• **WORK ITEM**: The result should be every line in the data below that carries the string "true".

[GIVEN RECORDS Boundary: Start]

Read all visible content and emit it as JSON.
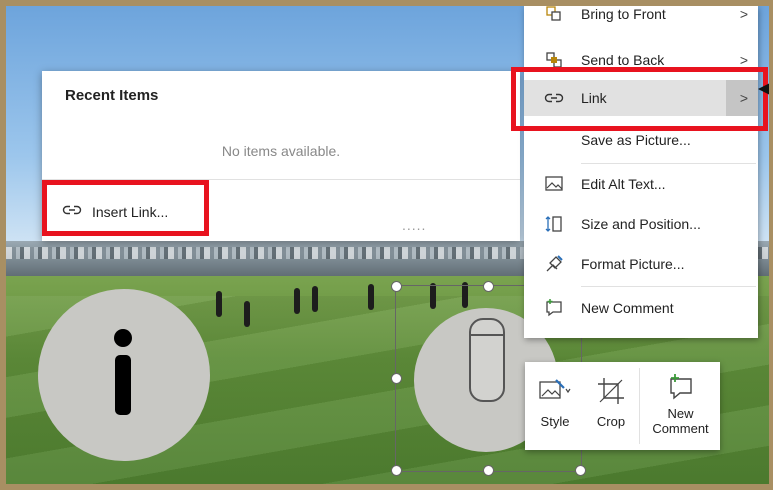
{
  "colors": {
    "highlight_red": "#e8131f",
    "menu_hover": "#e1e1e1",
    "accent_green": "#3c9a3a",
    "frame": "#a88f63"
  },
  "context_menu": {
    "items": [
      {
        "label": "Bring to Front",
        "icon": "bring-to-front-icon",
        "submenu": true
      },
      {
        "label": "Send to Back",
        "icon": "send-to-back-icon",
        "submenu": true
      },
      {
        "label": "Link",
        "icon": "link-icon",
        "submenu": true,
        "highlighted": true
      },
      {
        "label": "Save as Picture...",
        "icon": "",
        "submenu": false
      },
      {
        "label": "Edit Alt Text...",
        "icon": "alt-text-icon",
        "submenu": false
      },
      {
        "label": "Size and Position...",
        "icon": "size-position-icon",
        "submenu": false
      },
      {
        "label": "Format Picture...",
        "icon": "format-picture-icon",
        "submenu": false
      },
      {
        "label": "New Comment",
        "icon": "new-comment-icon",
        "submenu": false
      }
    ]
  },
  "link_submenu": {
    "title": "Recent Items",
    "empty_text": "No items available.",
    "insert_link_label": "Insert Link...",
    "more_indicator": "....."
  },
  "mini_toolbar": {
    "buttons": [
      {
        "label": "Style",
        "icon": "style-icon"
      },
      {
        "label": "Crop",
        "icon": "crop-icon"
      },
      {
        "label": "New Comment",
        "icon": "new-comment-icon"
      }
    ]
  }
}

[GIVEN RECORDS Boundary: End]

• **ANSWER AREA**:
        "submenu": true
        "submenu": true
        "submenu": true,
        "highlighted": true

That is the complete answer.